Talk to your doctor, pharmacist or nurse about all your side effects so they can help you manage them. They can give you advice or reassure you. Your nurse will give you a contact number to ring if you have any questions or problems. If in doubt, call them.
Tell your doctor about any other medicines you are taking, including vitamins, herbal supplements and over the counter remedies. Some drugs can react together.
Pregnancy and contraception
This drug may harm a baby developing in the womb. It is important not to become pregnant or father a child while you are having treatment and for a few months afterwards. Talk to your doctor or nurse about effective contraception before starting treatment.
Do not breastfeed during this treatment because the drug may come through in the breast milk.
You should not have immunisations with live vaccines while you are having treatment or for at least 6 months afterwards. In the UK, these include rubella, mumps, measles (usually given together as MMR), BCG, yellow fever and Zostavax (shingles vaccine).
You can have other vaccines, but they may not give you as much protection as usual until your immune system has fully recovered from your treatment. It is safe to have the flu vaccine.

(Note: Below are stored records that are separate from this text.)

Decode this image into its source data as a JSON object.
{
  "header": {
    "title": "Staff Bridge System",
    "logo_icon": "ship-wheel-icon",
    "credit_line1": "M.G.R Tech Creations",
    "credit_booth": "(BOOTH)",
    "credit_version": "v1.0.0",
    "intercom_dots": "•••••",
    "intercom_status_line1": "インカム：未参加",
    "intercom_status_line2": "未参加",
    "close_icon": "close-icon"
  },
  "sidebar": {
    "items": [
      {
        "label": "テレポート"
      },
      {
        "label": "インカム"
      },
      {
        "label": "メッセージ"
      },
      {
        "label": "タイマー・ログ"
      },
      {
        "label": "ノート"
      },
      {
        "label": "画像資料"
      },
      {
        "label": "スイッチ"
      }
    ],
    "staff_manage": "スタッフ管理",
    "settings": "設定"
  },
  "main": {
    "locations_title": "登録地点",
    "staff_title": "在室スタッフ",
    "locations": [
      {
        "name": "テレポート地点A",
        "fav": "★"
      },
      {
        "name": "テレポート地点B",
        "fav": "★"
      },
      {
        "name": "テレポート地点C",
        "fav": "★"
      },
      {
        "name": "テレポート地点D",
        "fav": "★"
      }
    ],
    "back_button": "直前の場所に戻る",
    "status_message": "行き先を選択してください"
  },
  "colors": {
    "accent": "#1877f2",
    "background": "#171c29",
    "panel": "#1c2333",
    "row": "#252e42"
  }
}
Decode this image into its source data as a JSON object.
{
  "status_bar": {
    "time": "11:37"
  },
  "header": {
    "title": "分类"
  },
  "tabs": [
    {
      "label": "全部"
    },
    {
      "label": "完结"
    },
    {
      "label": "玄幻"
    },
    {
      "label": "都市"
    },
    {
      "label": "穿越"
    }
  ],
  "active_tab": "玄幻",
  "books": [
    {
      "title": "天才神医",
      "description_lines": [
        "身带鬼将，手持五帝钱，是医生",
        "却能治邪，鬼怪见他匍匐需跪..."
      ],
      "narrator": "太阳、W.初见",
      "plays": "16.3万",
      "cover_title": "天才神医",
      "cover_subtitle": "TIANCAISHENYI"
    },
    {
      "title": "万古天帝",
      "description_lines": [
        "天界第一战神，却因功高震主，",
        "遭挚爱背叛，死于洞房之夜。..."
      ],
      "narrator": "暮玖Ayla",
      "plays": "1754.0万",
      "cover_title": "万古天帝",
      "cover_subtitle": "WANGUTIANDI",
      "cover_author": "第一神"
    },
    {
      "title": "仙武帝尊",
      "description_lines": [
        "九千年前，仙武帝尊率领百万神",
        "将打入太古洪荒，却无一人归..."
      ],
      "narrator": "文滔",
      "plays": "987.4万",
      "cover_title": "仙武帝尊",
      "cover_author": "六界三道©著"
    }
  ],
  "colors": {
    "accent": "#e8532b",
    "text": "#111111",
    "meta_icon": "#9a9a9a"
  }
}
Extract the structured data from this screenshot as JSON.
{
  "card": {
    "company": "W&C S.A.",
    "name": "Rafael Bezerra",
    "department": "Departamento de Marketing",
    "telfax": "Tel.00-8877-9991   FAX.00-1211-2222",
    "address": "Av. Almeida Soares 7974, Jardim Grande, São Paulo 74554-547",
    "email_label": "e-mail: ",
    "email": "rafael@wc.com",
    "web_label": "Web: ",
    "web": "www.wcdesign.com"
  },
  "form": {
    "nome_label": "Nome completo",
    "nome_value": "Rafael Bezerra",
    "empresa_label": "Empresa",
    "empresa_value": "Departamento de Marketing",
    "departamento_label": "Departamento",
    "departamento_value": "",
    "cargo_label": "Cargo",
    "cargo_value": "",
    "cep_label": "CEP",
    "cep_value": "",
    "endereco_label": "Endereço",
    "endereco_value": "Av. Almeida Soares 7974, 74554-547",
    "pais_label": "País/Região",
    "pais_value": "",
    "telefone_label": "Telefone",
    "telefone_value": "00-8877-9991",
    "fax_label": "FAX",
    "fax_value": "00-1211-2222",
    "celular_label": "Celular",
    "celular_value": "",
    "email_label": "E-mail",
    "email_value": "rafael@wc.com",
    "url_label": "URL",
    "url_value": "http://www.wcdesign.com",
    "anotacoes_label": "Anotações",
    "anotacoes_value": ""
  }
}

It is safe for you to be in contact with other people who've had live vaccines as injections. There can be problems with vaccines you take by mouth (oral vaccines), but not many people in the UK have these now. So there is usually no problem in being with any baby or child who has recently had any vaccination in the UK. You might need to make sure that you aren't in contact with anyone who has had oral polio, cholera or typhoid vaccination recently, particularly if you live abroad.
This page does not list all the very rare side effects of this treatment that are very unlikely to affect you. For further information look at the Electronic Medicines Compendium website at www.medicines.org.uk.
If you have a side effect not mentioned here that you think may be due to this treatment you can report it to the Medicines Health and Regulatory Authority (MHRA) at www.mhra.gov.uk.
Rated 5 out of 5 based on 22 votes
Question about cancer? Contact our information nurse team